EXERCISE BRIEF
The entries below are to be returned as written, with all pictures dropped.

+---+

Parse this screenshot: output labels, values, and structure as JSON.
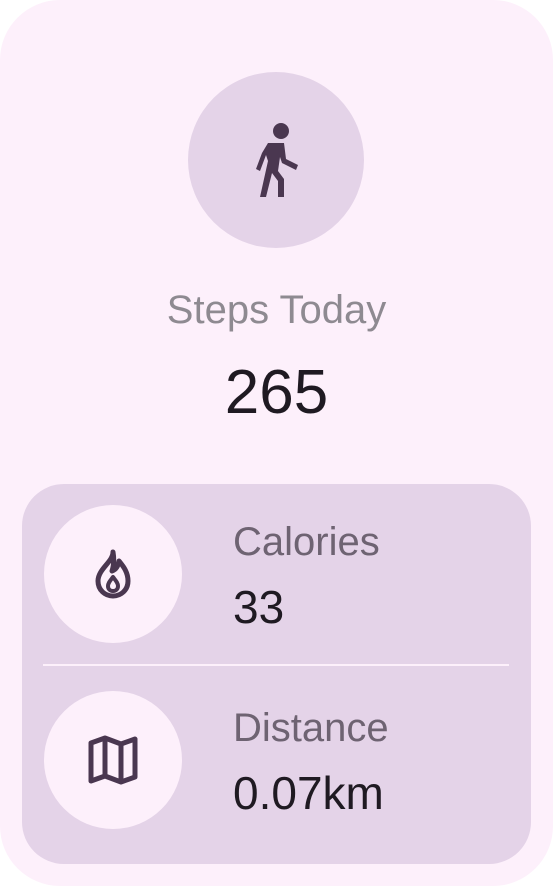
{
  "colors": {
    "card_background": "#fdf0fb",
    "circle_fill": "#e4d3e8",
    "icon_color": "#4a3750",
    "muted_text": "#8e8a91",
    "label_text": "#6e6372",
    "primary_text": "#1f1a22"
  },
  "hero": {
    "icon": "walking-person-icon",
    "label": "Steps Today",
    "value": "265"
  },
  "stats": [
    {
      "icon": "flame-icon",
      "label": "Calories",
      "value": "33"
    },
    {
      "icon": "map-icon",
      "label": "Distance",
      "value": "0.07km"
    }
  ]
}
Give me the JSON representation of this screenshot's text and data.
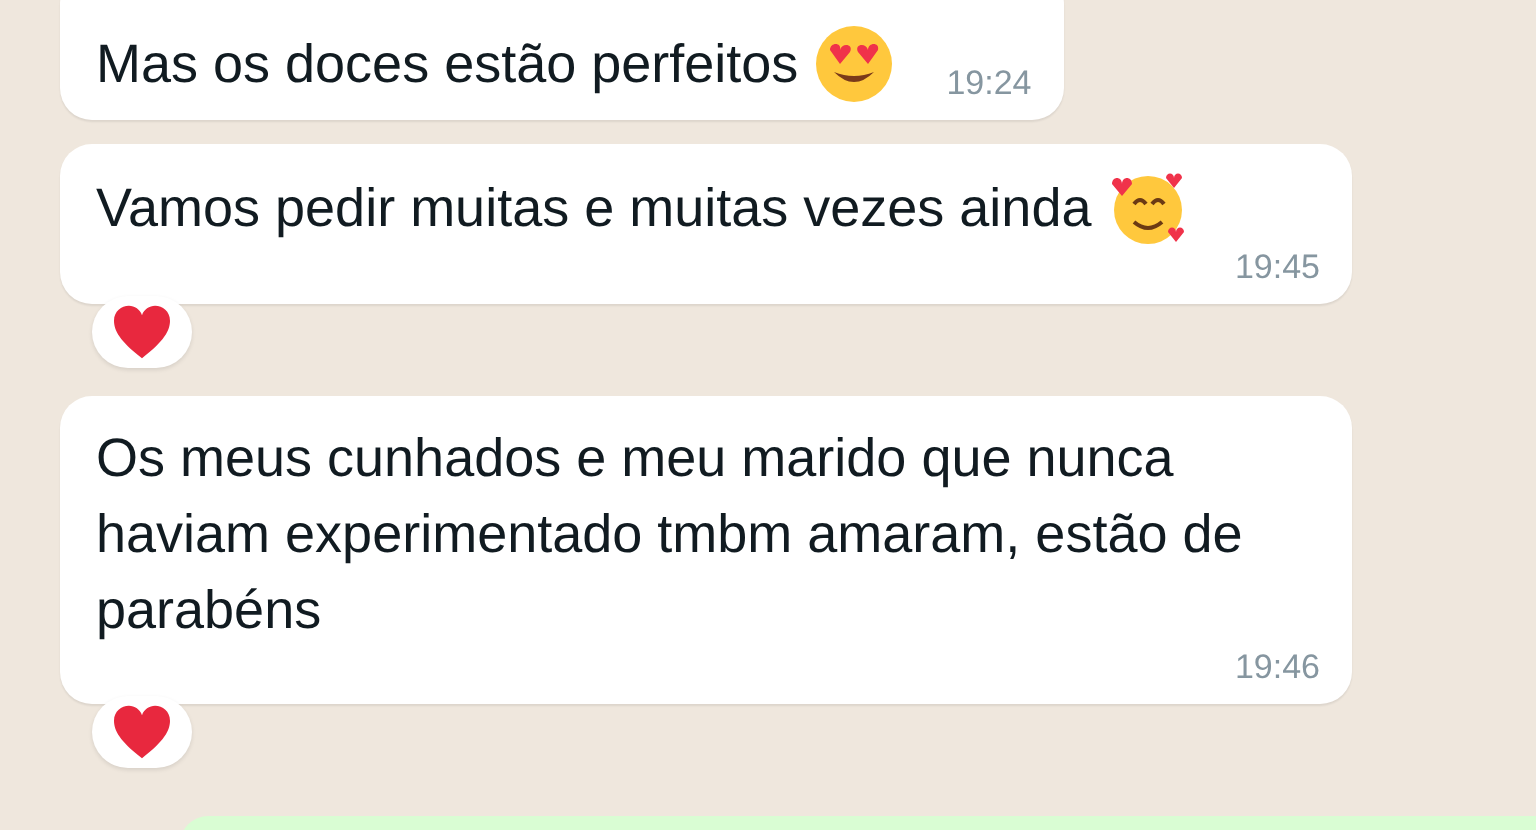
{
  "messages": [
    {
      "text": "Mas os doces estão perfeitos",
      "kind": "hearteyes",
      "time": "19:24",
      "reacted": false
    },
    {
      "text": "Vamos pedir muitas e muitas vezes ainda",
      "kind": "heartsface",
      "time": "19:45",
      "reacted": true
    },
    {
      "text": "Os meus cunhados e meu marido que nunca haviam experimentado tmbm amaram, estão de parabéns",
      "kind": "plain",
      "time": "19:46",
      "reacted": true
    }
  ]
}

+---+

WRITTEN ANSWER
Parse this screenshot: output labels, values, and structure as JSON.
{
  "colors": {
    "card_background": "#fdf0fb",
    "circle_fill": "#e4d3e8",
    "icon_color": "#4a3750",
    "muted_text": "#8e8a91",
    "label_text": "#6e6372",
    "primary_text": "#1f1a22"
  },
  "hero": {
    "icon": "walking-person-icon",
    "label": "Steps Today",
    "value": "265"
  },
  "stats": [
    {
      "icon": "flame-icon",
      "label": "Calories",
      "value": "33"
    },
    {
      "icon": "map-icon",
      "label": "Distance",
      "value": "0.07km"
    }
  ]
}
Give me the JSON representation of this screenshot's text and data.
{
  "messages": [
    {
      "text": "Mas os doces estão perfeitos",
      "kind": "hearteyes",
      "time": "19:24",
      "reacted": false
    },
    {
      "text": "Vamos pedir muitas e muitas vezes ainda",
      "kind": "heartsface",
      "time": "19:45",
      "reacted": true
    },
    {
      "text": "Os meus cunhados e meu marido que nunca haviam experimentado tmbm amaram, estão de parabéns",
      "kind": "plain",
      "time": "19:46",
      "reacted": true
    }
  ]
}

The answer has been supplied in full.